Of course, you can’t see the avocado in this photo, but it was there, under the lettuce. The patty was a Quorn vegan burger that was also floating around the freezer. [Sidenote: these patties are mediocre at best and they also smell really strongly, and not in a good way, if you microwave them. I don’t particularly recommend them. Also, Quorn, why is like 99% of your stuff not vegan? Possibly take a look at the market and reevaluate who your core audience really is.] The bun was from Trader Joe’s and also had been living in–you guessed it!–the freezer.
Anyway, it was a very tasty burger, and I was really pleased with how well the tempeh bacon froze and reheated in my cast iron skillet. And I think I should buy some more of it.

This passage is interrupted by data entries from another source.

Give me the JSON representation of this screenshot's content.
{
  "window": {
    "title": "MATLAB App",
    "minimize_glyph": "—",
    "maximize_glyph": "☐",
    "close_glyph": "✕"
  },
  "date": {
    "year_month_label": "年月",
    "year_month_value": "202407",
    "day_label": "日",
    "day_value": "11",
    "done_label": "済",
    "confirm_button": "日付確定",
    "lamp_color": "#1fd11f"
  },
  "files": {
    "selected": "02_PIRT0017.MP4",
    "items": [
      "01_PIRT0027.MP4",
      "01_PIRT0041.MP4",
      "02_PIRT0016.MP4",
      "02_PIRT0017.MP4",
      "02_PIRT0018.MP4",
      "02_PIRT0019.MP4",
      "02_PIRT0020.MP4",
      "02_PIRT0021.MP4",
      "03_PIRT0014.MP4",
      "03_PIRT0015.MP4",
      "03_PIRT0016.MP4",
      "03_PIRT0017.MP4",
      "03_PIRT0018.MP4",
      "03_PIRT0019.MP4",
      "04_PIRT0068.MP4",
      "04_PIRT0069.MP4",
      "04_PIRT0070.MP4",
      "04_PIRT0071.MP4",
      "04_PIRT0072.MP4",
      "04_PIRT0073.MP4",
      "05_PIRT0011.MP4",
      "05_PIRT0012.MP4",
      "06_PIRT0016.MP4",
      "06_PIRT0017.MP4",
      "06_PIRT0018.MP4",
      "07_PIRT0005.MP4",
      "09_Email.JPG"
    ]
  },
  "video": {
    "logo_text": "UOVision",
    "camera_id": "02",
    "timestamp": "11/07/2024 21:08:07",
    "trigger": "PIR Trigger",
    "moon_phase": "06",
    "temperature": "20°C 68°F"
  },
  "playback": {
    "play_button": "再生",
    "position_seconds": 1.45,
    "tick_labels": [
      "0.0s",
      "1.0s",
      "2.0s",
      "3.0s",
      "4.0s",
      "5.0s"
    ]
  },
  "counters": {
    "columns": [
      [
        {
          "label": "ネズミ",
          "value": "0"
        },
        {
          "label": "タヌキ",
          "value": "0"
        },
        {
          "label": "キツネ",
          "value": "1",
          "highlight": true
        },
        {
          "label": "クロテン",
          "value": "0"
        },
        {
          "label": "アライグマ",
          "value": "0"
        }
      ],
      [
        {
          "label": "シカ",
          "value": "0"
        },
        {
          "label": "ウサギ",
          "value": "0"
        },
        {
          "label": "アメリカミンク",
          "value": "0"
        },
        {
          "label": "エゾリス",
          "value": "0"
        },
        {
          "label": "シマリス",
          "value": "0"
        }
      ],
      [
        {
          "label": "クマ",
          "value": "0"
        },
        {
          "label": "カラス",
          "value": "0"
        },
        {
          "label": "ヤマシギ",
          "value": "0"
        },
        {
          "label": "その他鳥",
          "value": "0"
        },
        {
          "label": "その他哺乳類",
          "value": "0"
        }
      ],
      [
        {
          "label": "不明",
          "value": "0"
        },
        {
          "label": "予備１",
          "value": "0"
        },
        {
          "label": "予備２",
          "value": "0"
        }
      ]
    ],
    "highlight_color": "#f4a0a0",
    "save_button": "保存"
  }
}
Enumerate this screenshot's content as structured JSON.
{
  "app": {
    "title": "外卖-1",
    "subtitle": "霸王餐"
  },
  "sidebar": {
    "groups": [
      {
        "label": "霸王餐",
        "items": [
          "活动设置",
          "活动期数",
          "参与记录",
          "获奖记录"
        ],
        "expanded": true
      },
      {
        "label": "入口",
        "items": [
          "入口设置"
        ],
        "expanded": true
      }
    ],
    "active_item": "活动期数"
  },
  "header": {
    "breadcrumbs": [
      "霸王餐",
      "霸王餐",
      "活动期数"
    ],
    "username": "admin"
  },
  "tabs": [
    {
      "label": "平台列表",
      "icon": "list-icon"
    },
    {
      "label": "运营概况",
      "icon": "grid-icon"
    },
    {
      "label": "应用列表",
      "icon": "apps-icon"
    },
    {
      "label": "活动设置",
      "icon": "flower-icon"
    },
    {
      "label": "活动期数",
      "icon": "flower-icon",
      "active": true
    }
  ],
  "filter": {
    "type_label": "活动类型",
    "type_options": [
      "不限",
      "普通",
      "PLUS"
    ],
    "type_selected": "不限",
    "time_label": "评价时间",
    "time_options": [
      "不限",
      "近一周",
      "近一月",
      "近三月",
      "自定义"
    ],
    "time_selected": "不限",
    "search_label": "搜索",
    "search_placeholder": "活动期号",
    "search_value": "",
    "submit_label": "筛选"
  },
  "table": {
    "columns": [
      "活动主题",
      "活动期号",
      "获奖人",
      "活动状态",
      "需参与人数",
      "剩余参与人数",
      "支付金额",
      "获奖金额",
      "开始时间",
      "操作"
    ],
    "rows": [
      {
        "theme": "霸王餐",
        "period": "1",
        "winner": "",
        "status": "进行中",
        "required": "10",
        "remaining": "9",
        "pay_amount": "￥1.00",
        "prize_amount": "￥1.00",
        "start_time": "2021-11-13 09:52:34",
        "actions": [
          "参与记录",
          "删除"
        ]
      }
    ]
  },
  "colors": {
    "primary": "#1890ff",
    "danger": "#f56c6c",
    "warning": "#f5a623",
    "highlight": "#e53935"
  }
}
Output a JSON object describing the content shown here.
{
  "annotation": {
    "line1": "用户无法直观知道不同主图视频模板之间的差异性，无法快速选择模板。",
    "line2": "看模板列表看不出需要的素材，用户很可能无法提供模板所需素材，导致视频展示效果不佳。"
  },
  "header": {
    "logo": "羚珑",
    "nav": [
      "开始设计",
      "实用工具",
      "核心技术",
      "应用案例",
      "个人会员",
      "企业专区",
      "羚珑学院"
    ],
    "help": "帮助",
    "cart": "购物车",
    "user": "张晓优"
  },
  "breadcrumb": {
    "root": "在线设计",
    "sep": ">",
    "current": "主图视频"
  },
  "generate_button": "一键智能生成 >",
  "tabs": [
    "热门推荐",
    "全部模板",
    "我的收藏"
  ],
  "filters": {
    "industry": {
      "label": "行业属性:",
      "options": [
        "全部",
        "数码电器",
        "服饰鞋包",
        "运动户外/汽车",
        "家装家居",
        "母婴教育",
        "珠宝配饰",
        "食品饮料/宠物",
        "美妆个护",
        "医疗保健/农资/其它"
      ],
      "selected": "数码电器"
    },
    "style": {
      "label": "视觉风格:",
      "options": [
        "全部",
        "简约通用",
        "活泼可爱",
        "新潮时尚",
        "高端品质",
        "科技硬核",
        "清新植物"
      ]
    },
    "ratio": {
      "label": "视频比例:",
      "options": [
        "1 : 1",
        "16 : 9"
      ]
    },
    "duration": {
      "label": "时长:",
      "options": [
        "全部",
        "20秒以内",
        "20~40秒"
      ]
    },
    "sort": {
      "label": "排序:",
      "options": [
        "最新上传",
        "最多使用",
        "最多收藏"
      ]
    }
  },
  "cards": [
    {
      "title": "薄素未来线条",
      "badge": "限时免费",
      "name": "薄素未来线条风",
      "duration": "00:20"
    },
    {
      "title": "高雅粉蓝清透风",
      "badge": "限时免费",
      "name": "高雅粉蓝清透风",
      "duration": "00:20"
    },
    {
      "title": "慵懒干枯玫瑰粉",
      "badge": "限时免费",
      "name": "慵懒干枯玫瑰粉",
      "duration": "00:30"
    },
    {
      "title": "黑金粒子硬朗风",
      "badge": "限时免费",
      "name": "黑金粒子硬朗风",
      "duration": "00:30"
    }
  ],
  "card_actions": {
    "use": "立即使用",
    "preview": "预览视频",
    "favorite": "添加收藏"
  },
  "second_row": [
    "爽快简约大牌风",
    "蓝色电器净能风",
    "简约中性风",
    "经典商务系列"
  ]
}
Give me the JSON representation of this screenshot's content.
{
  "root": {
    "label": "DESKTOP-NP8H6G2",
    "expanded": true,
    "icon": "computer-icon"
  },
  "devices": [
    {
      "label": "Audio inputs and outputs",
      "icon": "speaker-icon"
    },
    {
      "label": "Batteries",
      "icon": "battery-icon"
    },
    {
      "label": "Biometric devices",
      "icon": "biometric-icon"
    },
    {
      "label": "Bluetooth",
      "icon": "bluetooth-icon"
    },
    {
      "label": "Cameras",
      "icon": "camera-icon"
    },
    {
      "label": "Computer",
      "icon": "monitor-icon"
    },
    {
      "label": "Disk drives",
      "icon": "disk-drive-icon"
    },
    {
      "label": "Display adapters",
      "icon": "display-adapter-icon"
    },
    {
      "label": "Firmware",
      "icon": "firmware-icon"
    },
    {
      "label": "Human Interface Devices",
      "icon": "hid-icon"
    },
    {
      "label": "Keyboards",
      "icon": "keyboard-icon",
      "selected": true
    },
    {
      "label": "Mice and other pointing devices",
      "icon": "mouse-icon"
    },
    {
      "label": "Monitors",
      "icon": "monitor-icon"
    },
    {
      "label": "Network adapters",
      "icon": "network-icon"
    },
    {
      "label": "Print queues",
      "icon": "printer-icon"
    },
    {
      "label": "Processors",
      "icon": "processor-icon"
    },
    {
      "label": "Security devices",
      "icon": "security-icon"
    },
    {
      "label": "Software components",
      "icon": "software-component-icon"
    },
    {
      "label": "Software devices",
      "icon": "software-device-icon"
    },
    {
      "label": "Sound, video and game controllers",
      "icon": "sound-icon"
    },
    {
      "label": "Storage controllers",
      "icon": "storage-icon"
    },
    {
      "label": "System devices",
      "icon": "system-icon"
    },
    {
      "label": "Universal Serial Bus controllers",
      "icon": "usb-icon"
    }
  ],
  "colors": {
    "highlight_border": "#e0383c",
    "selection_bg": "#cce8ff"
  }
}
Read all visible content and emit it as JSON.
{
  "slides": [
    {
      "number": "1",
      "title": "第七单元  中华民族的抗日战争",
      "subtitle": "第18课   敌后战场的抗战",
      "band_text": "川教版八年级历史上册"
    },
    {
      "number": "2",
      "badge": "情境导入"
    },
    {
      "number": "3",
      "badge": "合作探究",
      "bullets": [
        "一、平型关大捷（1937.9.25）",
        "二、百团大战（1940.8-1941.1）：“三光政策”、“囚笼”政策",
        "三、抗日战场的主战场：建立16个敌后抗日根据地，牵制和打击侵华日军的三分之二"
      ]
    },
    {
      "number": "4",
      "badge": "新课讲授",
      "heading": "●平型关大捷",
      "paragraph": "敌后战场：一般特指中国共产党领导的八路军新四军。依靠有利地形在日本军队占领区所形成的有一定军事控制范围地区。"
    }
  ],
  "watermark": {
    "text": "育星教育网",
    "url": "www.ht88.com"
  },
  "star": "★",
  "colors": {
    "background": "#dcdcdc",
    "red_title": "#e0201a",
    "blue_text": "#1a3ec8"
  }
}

Finally, the other day I made a curry because, also in line with the kitchen cleanout, I had the following items that needed to be used ASAP: a sweet potato, a red bell pepper, one broccoli crown, and a package of…wait for it…tempeh (the SoyBoy 5 Grain variety).
And whaddya know, I liked it! A rich, silky curry recipe like this could warm me up to just about anything.
Tempeh Sweet Potato Curry, adapted from a free recipe for “Tempeh Curry with Sweet Potatoes and Green Beans” I once picked up in a Whole Foods somewhere
Makes 4 to 6 servings
Easy variation for gluten-free and soy-free
1 + 1/2 cup vegetable broth (or water), separated
1 medium yellow onion, diced
2 cloves garlic, finely chopped
1 tbsp. freshly grated ginger
1 tbsp. curry powder
2 tsp. ground cumin
1 package of tempeh (8 oz.), cubed (and pre-steamed if desired…see recipe note)
1 13.5-oz. can light coconut milk
1 large sweet potato, peeled and cut into 1/2-inch chunks
1 crown broccoli, cut into small florets (use the stems too!)
1 red bell pepper, diced or cut into small strips
1/4 tsp. sea salt
(optional) a few tablespoons of chopped cilantro
(optional) a few dashes of cayenne pepper (how much will depend on your personal tastes plus how hot your curry powder is)
Bring 1/2 cup vegetable broth to a simmer in a large, deep skillet over medium-high heat. Add onion, garlic, and ginger and cook until onion is tender (about 5 minutes), stirring occasionally.
Stir in curry and cumin and cook for 1 minute.
Add coconut milk, potatoes, tempeh, and remaining 1 cup broth. Bring to a boil. Reduce heat to medium-low, cover, and cook 10 minutes. Stir in broccoli and bell pepper and return to a simmer, uncovered. Cook about 5-10 minutes longer, until potatoes and broccoli are tender. Stir in salt and optional cilantro and cayenne.
Serve over cooked brown or basmati rice. Enjoy!
Recipe note: Some people like to steam their tempeh before adding it to a recipe like this, to draw out some of the bitterness. To do this, simply cut the block of tempeh in half and place in a steamer basket over a pot with a little bit of boiling water in it, cover, and steam for 15 minutes or until tender. Remove tempeh and set aside until it is cool enough to cut into cubes.
Variation: You can also make this recipe with tofu in place of tempeh (keeping in mind that you won’t need to add it until near the end of the cooking process), or with veggies only! This would be useful for those avoiding gluten and/or soy.
How do you feel about tempeh?
What foods you have tried and struggled to like?